» **DIRECTIONS**
Please filter the data down to the lines that include the word "Kondíció" and copy them.

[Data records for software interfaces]
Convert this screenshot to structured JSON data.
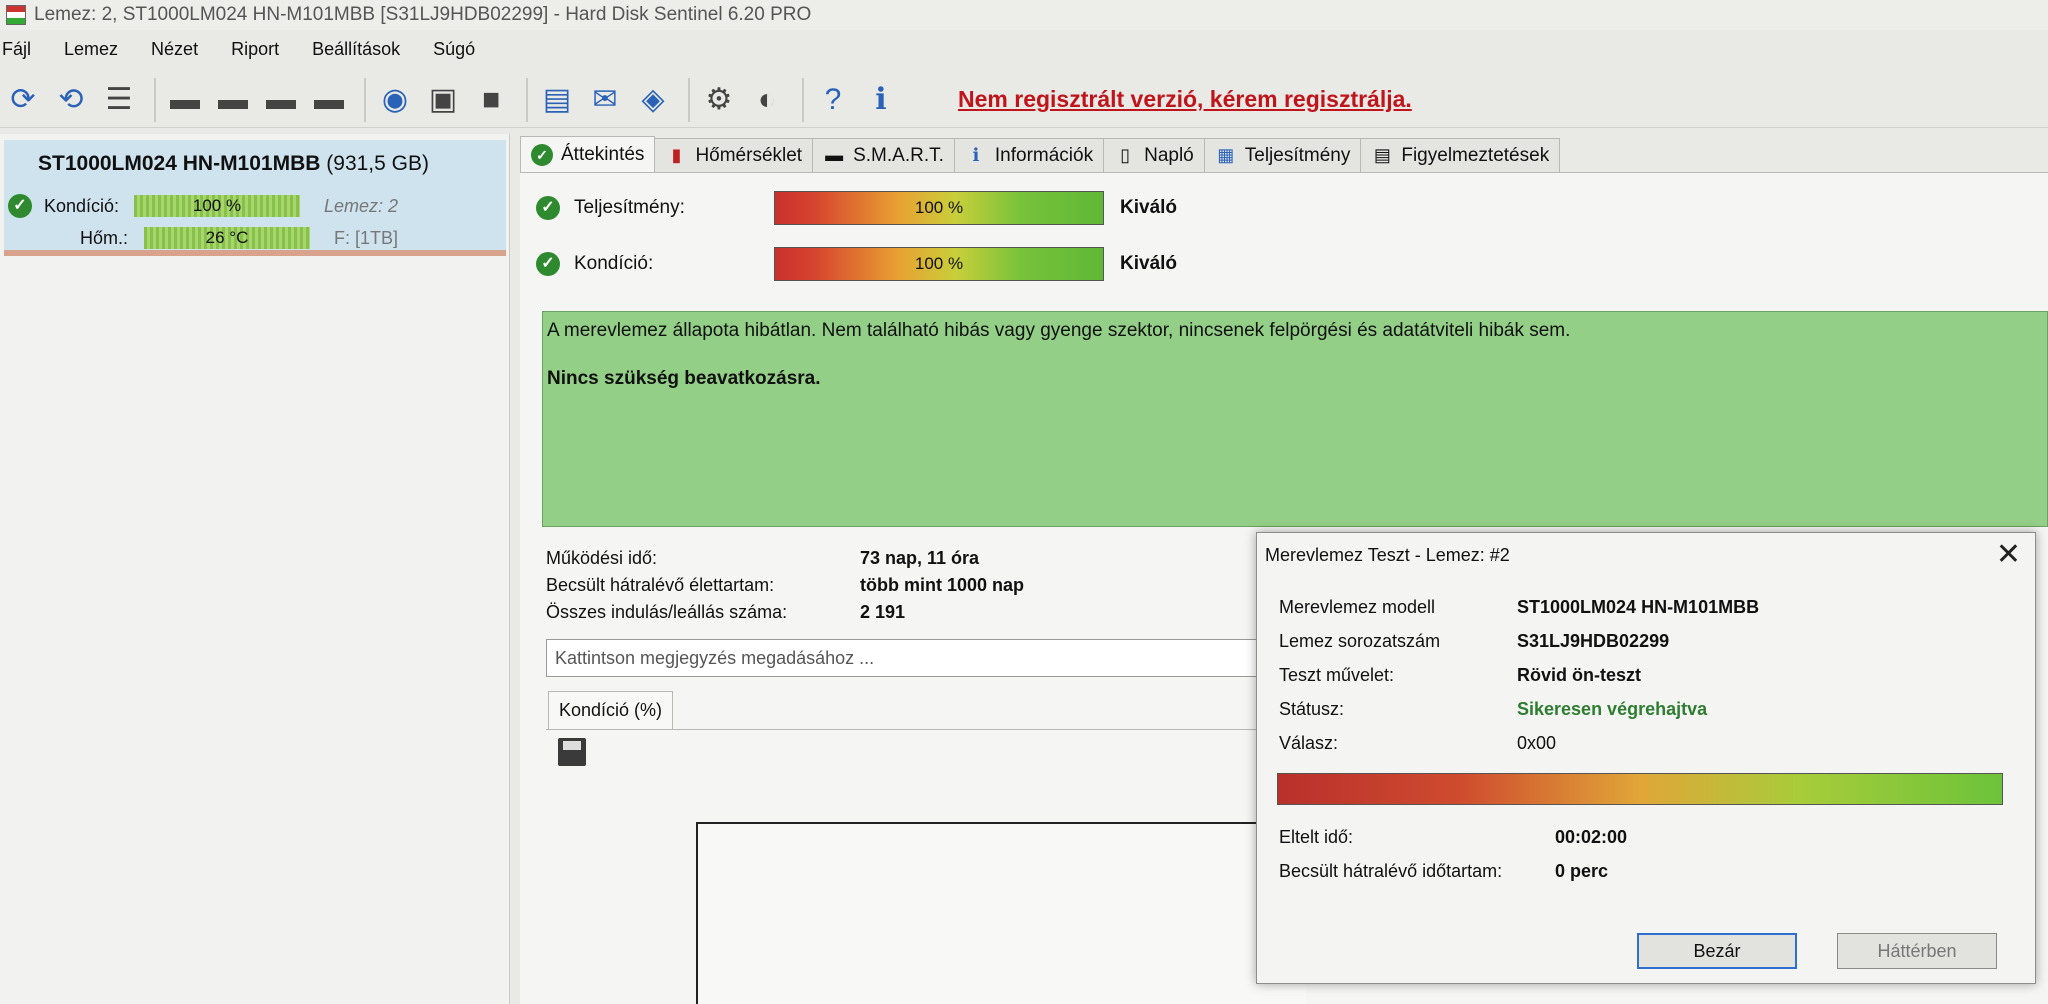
{
  "window": {
    "title": "Lemez: 2, ST1000LM024 HN-M101MBB [S31LJ9HDB02299]  -  Hard Disk Sentinel 6.20 PRO"
  },
  "menu": [
    "Fájl",
    "Lemez",
    "Nézet",
    "Riport",
    "Beállítások",
    "Súgó"
  ],
  "toolbar": {
    "register_text": "Nem regisztrált verzió, kérem regisztrálja."
  },
  "disk": {
    "name": "ST1000LM024 HN-M101MBB",
    "size": "(931,5 GB)",
    "condition_label": "Kondíció:",
    "condition_value": "100 %",
    "disk_label": "Lemez: 2",
    "temp_label": "Hőm.:",
    "temp_value": "26 °C",
    "volume": "F: [1TB]"
  },
  "tabs": [
    {
      "label": "Áttekintés",
      "icon": "check-icon"
    },
    {
      "label": "Hőmérséklet",
      "icon": "thermometer-icon"
    },
    {
      "label": "S.M.A.R.T.",
      "icon": "smart-icon"
    },
    {
      "label": "Információk",
      "icon": "info-icon"
    },
    {
      "label": "Napló",
      "icon": "log-icon"
    },
    {
      "label": "Teljesítmény",
      "icon": "chart-icon"
    },
    {
      "label": "Figyelmeztetések",
      "icon": "alerts-icon"
    }
  ],
  "overview": {
    "performance_label": "Teljesítmény:",
    "performance_value": "100 %",
    "performance_progress": 1.0,
    "performance_rating": "Kiváló",
    "health_label": "Kondíció:",
    "health_value": "100 %",
    "health_progress": 1.0,
    "health_rating": "Kiváló",
    "status_message": "A merevlemez állapota hibátlan. Nem található hibás vagy gyenge szektor, nincsenek felpörgési és adatátviteli hibák sem.",
    "action_message": "Nincs szükség beavatkozásra.",
    "stats": [
      {
        "key": "Működési idő:",
        "value": "73 nap, 11 óra"
      },
      {
        "key": "Becsült hátralévő élettartam:",
        "value": "több mint 1000 nap"
      },
      {
        "key": "Összes indulás/leállás száma:",
        "value": "2 191"
      }
    ],
    "comment_placeholder": "Kattintson megjegyzés megadásához ...",
    "subtab_label": "Kondíció  (%)"
  },
  "dialog": {
    "title": "Merevlemez Teszt - Lemez: #2",
    "model_label": "Merevlemez modell",
    "model_value": "ST1000LM024 HN-M101MBB",
    "serial_label": "Lemez sorozatszám",
    "serial_value": "S31LJ9HDB02299",
    "operation_label": "Teszt művelet:",
    "operation_value": "Rövid ön-teszt",
    "status_label": "Státusz:",
    "status_value": "Sikeresen végrehajtva",
    "response_label": "Válasz:",
    "response_value": "0x00",
    "progress": 1.0,
    "elapsed_label": "Eltelt idő:",
    "elapsed_value": "00:02:00",
    "remaining_label": "Becsült hátralévő időtartam:",
    "remaining_value": "0 perc",
    "close_button": "Bezár",
    "background_button": "Háttérben"
  },
  "colors": {
    "status_ok_bg": "#93cf86",
    "register_red": "#c0141b",
    "status_green": "#2e7d32"
  }
}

» **ANSWER TO THE PROBLEM**
    "condition_label": "Kondíció:",
    "health_label": "Kondíció:",
    "subtab_label": "Kondíció  (%)"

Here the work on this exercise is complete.